“We do not know, however, if Iran will eventually decide to build nuclear weapons,” he said.
While leaders of both countries agree that time must be given to gauge the impact of the latest set of economic sanctions on Iran, Israel’s patience is shorter than that of the U.S., Ephraim Kam, deputy director of Tel Aviv University’s Institute for National Security Studies, said.
“It will take at least six months to see whether sanctions are effective and by then it may be too late,” said Kam, author of the 2007 book, “A Nuclear Iran: What Does it Mean, and What Can be Done.”
“We’re definitely using different clocks,” he said.
Israeli Army Chief of Staff Lieutenant-General Benny Gantz told the Herzliya conference on Feb. 1 that his nation must be “willing to deploy” its military assets because Iran may be within a year of gaining nuclear weapons capability. Gantz said international sanctions are starting to show some results.
Moshe Yaalon, Israel’s vice prime minister and its former top military commander, played down Iran’s ability to shelter its activities from a military attack. “It’s possible to strike all Iran’s facilities, and I say that out of my experience as IDF chief of staff,” he said at the conference, referring to the Israeli Defense Forces.
The U.S., its European allies and the International Atomic Energy Agency have challenged the government in Tehran to prove that its nuclear work is intended only for energy and medical research, as Iranian officials maintain.
Mehdi Khalaji, an Iran specialist at the Washington Institute for Near East Policy, said in an interview that he doubts that the U.S. or Iran will launch a military strike this year. Rather, he cited the possibility than Iran might stage a provocation and use any response as an excuse to launch an asymmetrical attack against U.S. and Israel targets using proxies such as Hezbollah
My advice is to keep praying for peace and preparing for some hard times to come….food, water, guns and ammo. Preparedness is not a bad idea especially considering the hardship you could experience if you don’t…
In an essential repeat of what preceded the Iraq war, the IAEA’s recent report on Iran looks like more of the same. In this video below learn more of what is really going on.
The IAEA- the International Atomic Energy Agency says Iran might be working on developing
The International Atomic Energy Agency doesn’t really have any intelligence capabilities of its own. It is relying on reports that are coming from others like Israel and the United States.
It’s all based on ‘suspicions’ and ‘hunches’. It’s all speculation
and grainy satellite photos. It’s so similar to the build up to the
Iraq war it might as well be an instant replay on ESPN.
In fact, the UN nuclear watchdog has found NO smoking gun, but has
succeeded nonetheless in providing a pretext for war.
Former CIA officer Philip Giraldi speaks with RT and expresses

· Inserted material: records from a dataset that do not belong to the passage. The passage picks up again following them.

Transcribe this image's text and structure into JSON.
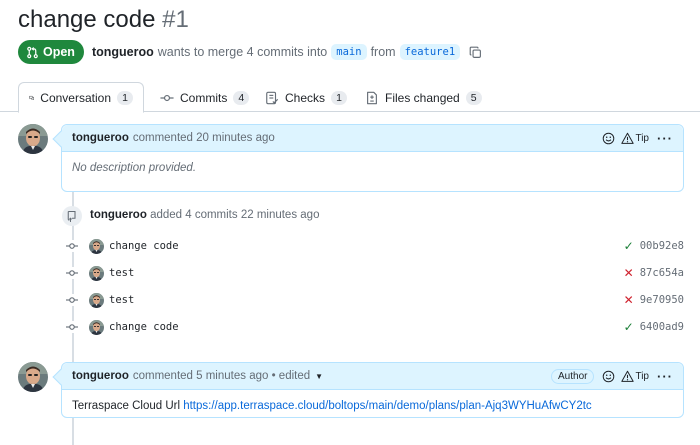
{
  "pr": {
    "title": "change code",
    "number": "#1",
    "state": "Open",
    "author": "tongueroo",
    "merge_text": "wants to merge 4 commits into",
    "base_branch": "main",
    "from_text": "from",
    "head_branch": "feature1"
  },
  "tabs": [
    {
      "label": "Conversation",
      "count": "1"
    },
    {
      "label": "Commits",
      "count": "4"
    },
    {
      "label": "Checks",
      "count": "1"
    },
    {
      "label": "Files changed",
      "count": "5"
    }
  ],
  "comments": [
    {
      "author": "tongueroo",
      "action": "commented 20 minutes ago",
      "tip": "Tip",
      "body": "No description provided."
    },
    {
      "author": "tongueroo",
      "action": "commented 5 minutes ago • edited",
      "author_label": "Author",
      "tip": "Tip",
      "body_text": "Terraspace Cloud Url",
      "body_link": "https://app.terraspace.cloud/boltops/main/demo/plans/plan-Ajq3WYHuAfwCY2tc"
    }
  ],
  "commit_event": {
    "author": "tongueroo",
    "action": "added 4 commits 22 minutes ago"
  },
  "commits": [
    {
      "message": "change code",
      "status": "success",
      "sha": "00b92e8"
    },
    {
      "message": "test",
      "status": "failure",
      "sha": "87c654a"
    },
    {
      "message": "test",
      "status": "failure",
      "sha": "9e70950"
    },
    {
      "message": "change code",
      "status": "success",
      "sha": "6400ad9"
    }
  ],
  "colors": {
    "open_green": "#1f883d",
    "link_blue": "#0969da",
    "comment_header": "#ddf4ff",
    "success": "#1a7f37",
    "failure": "#cf222e"
  }
}
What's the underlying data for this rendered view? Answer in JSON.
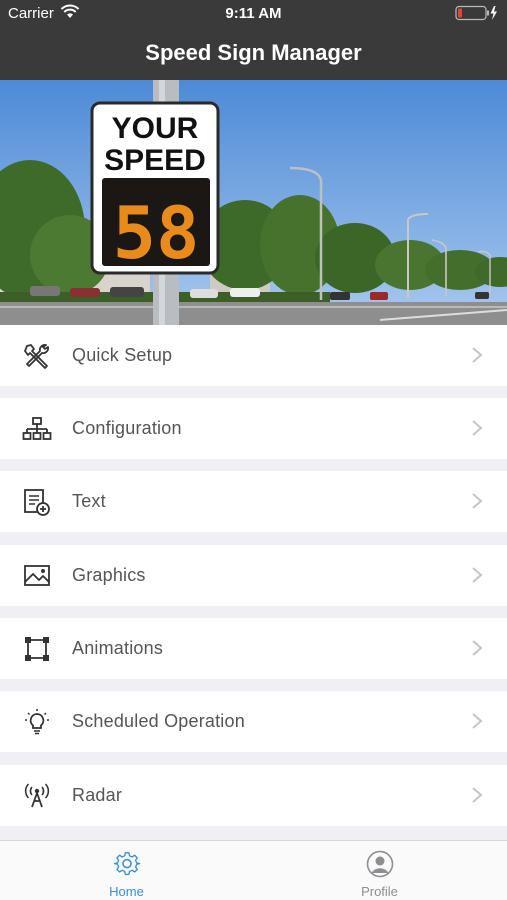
{
  "status_bar": {
    "carrier": "Carrier",
    "time": "9:11 AM",
    "battery_color": "#e24444"
  },
  "nav": {
    "title": "Speed Sign Manager"
  },
  "hero": {
    "sign_top_text": "YOUR",
    "sign_mid_text": "SPEED",
    "sign_speed": "58",
    "speed_color": "#e88a1c"
  },
  "menu": {
    "items": [
      {
        "label": "Quick Setup",
        "icon": "tools-icon"
      },
      {
        "label": "Configuration",
        "icon": "hierarchy-icon"
      },
      {
        "label": "Text",
        "icon": "text-add-icon"
      },
      {
        "label": "Graphics",
        "icon": "image-icon"
      },
      {
        "label": "Animations",
        "icon": "animation-frame-icon"
      },
      {
        "label": "Scheduled Operation",
        "icon": "lightbulb-icon"
      },
      {
        "label": "Radar",
        "icon": "radar-antenna-icon"
      }
    ]
  },
  "tabs": {
    "home": {
      "label": "Home",
      "icon": "gear-icon",
      "color": "#3b8fd6"
    },
    "profile": {
      "label": "Profile",
      "icon": "person-icon",
      "color": "#8e8e93"
    }
  }
}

grave doubts about the value of the IAEA report…
In this video below you will learn more info in addition to a post last year on US plans to further militarize the Persian gulf, a serious hot spot in the Middle East.
Here is the video;